The New York Dolls – All Dolled Up (Music Video Distributors)

In an age when Franz Ferdinand puts out a two-disc DVD set after only two albums, it’s easy to forget how little footage exists of the great performers of rock’s past, and that’s what makes this DVD such a revelation. Culled from over forty hours shot by famed rock photographer Bob Gruen on an early black and white video camera, All Dolled Up includes some great live performances, interviews, candid backstage footage, and a lot of preening in front of mirrors.

Although the video and audio are far from pristine, this is still an important release for Dolls fans. Because Gruen was friends with the band, he had full access to film them at all times, capturing the true essence of a band that most people have never seen much of outside of a few photos. He captures the drunken buffoonery, the backstage groupies and, most hilariously, the looks of outrage the band got from “straight society”.
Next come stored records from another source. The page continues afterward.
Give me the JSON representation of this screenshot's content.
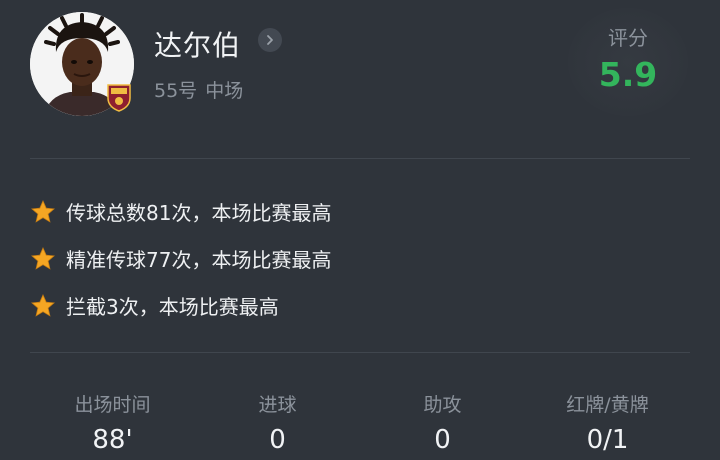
{
  "player": {
    "name": "达尔伯",
    "number": "55号",
    "position": "中场",
    "club_badge_text": "ROMA"
  },
  "rating": {
    "label": "评分",
    "value": "5.9",
    "color": "#33b55c"
  },
  "highlights": [
    {
      "icon": "star-icon",
      "text": "传球总数81次，本场比赛最高"
    },
    {
      "icon": "star-icon",
      "text": "精准传球77次，本场比赛最高"
    },
    {
      "icon": "star-icon",
      "text": "拦截3次，本场比赛最高"
    }
  ],
  "stats": [
    {
      "label": "出场时间",
      "value": "88'"
    },
    {
      "label": "进球",
      "value": "0"
    },
    {
      "label": "助攻",
      "value": "0"
    },
    {
      "label": "红牌/黄牌",
      "value": "0/1"
    }
  ],
  "colors": {
    "background": "#2f343b",
    "accent_green": "#33b55c",
    "star": "#f5a623",
    "muted_text": "#8b929b"
  }
}
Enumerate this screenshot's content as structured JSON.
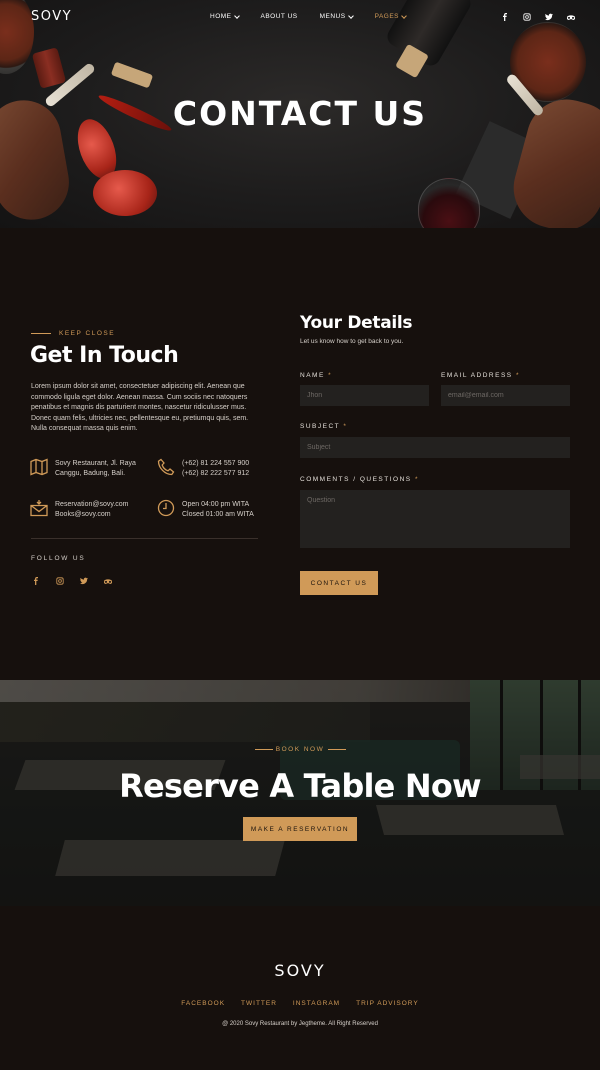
{
  "brand": {
    "logo": "SOVY",
    "accent": "#d09a58"
  },
  "nav": {
    "items": [
      {
        "label": "HOME",
        "dropdown": true,
        "active": false
      },
      {
        "label": "ABOUT US",
        "dropdown": false,
        "active": false
      },
      {
        "label": "MENUS",
        "dropdown": true,
        "active": false
      },
      {
        "label": "PAGES",
        "dropdown": true,
        "active": true
      }
    ],
    "social": [
      "facebook-icon",
      "instagram-icon",
      "twitter-icon",
      "tripadvisor-icon"
    ]
  },
  "hero": {
    "title": "CONTACT US"
  },
  "contact": {
    "kicker": "KEEP CLOSE",
    "title": "Get In Touch",
    "body": "Lorem ipsum dolor sit amet, consectetuer adipiscing elit. Aenean que commodo ligula eget dolor. Aenean massa. Cum sociis nec natoquers penatibus et magnis dis parturient montes, nascetur ridiculusser mus. Donec quam felis, ultricies nec, pellentesque eu, pretiumqu quis, sem. Nulla consequat massa quis enim.",
    "address": {
      "line1": "Sovy Restaurant, Jl. Raya",
      "line2": "Canggu, Badung, Bali."
    },
    "phone": {
      "line1": "(+62) 81 224 557 900",
      "line2": "(+62) 82 222 577 912"
    },
    "email": {
      "line1": "Reservation@sovy.com",
      "line2": "Books@sovy.com"
    },
    "hours": {
      "line1": "Open 04:00 pm WITA",
      "line2": "Closed 01:00 am WITA"
    },
    "follow_label": "FOLLOW US"
  },
  "form": {
    "title": "Your Details",
    "subtitle": "Let us know how to get back to you.",
    "name_label": "NAME",
    "name_placeholder": "Jhon",
    "email_label": "EMAIL ADDRESS",
    "email_placeholder": "email@email.com",
    "subject_label": "SUBJECT",
    "subject_placeholder": "Subject",
    "comments_label": "COMMENTS / QUESTIONS",
    "comments_placeholder": "Question",
    "required_mark": "*",
    "submit_label": "CONTACT US"
  },
  "reserve": {
    "kicker": "BOOK NOW",
    "title": "Reserve A Table Now",
    "button_label": "MAKE A RESERVATION"
  },
  "footer": {
    "logo": "SOVY",
    "links": [
      "FACEBOOK",
      "TWITTER",
      "INSTAGRAM",
      "TRIP ADVISORY"
    ],
    "copyright": "@ 2020 Sovy Restaurant by Jegtheme. All Right Reserved"
  }
}
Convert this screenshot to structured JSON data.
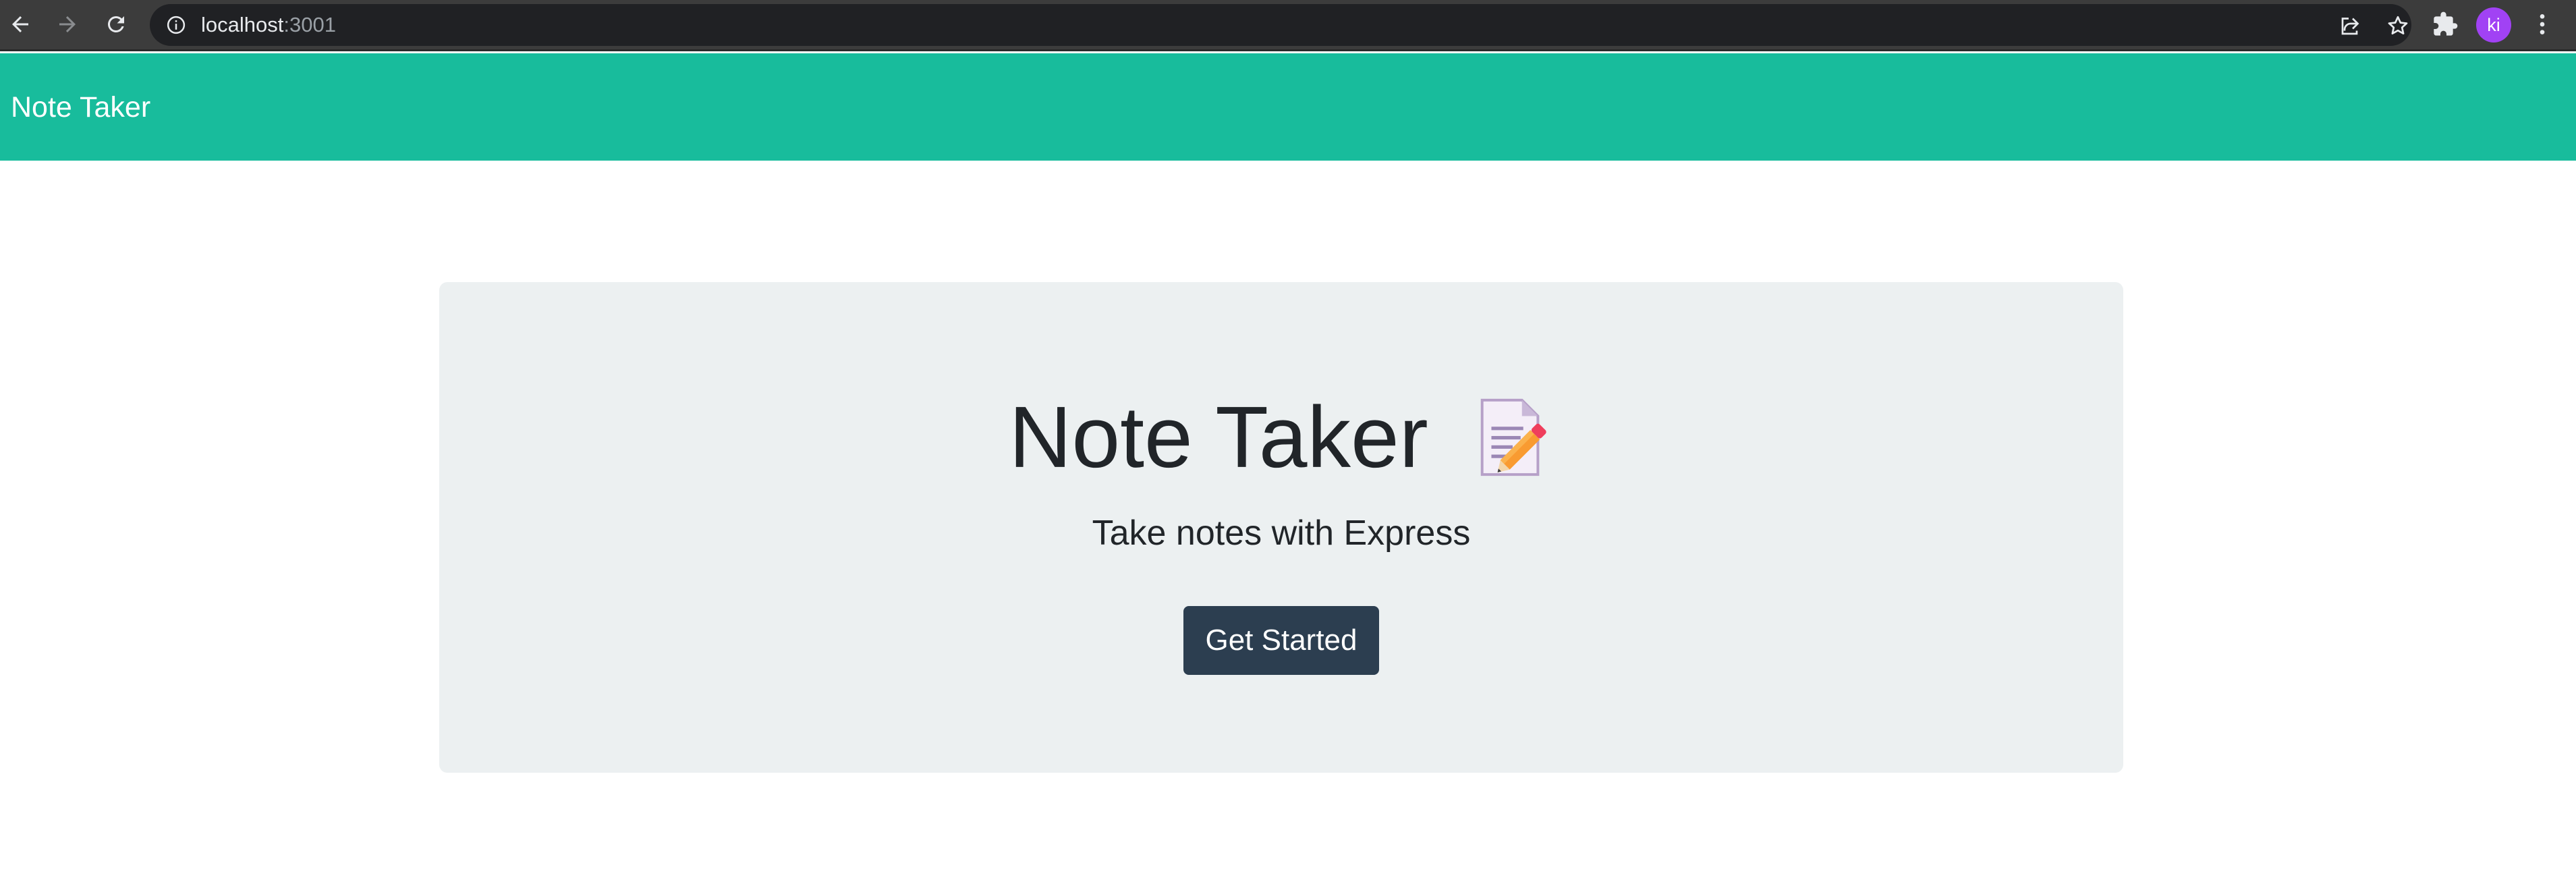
{
  "browser": {
    "url_host": "localhost",
    "url_port": ":3001",
    "profile_initials": "ki",
    "icons": {
      "back": "arrow-left-icon",
      "forward": "arrow-right-icon",
      "reload": "reload-icon",
      "site_info": "info-circle-icon",
      "share": "share-icon",
      "bookmark": "star-icon",
      "extensions": "puzzle-icon",
      "menu": "kebab-menu-icon"
    },
    "colors": {
      "toolbar": "#3c3c3c",
      "omnibox": "#202124",
      "avatar": "#a142f4"
    }
  },
  "navbar": {
    "brand": "Note Taker",
    "color": "#18bc9c"
  },
  "hero": {
    "title": "Note Taker",
    "title_icon": "memo-icon",
    "lead": "Take notes with Express",
    "button_label": "Get Started",
    "button_color": "#2c3e50",
    "background": "#ecf0f1"
  }
}
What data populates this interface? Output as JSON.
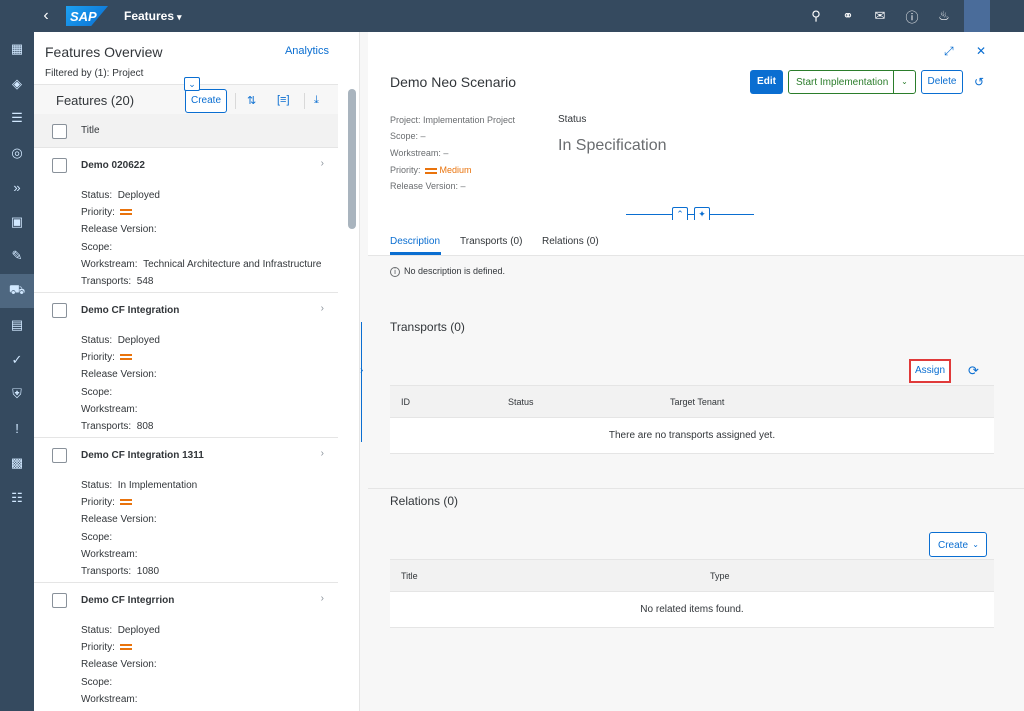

The bonus features don’t disappoint either. You can watch the performances from the film in an unedited form, an interview between Bob Gruen and Dictators singer Handsome Dick Manitoba, look at  Gruen’s photos of the band with accompanying commentary, and see Gruen, Sylvain Sylvain and David Johansen doing a commentary track. All in all, it’s a handsome package and kudos to Music Video Distributors for putting out yet another important piece of American rock history.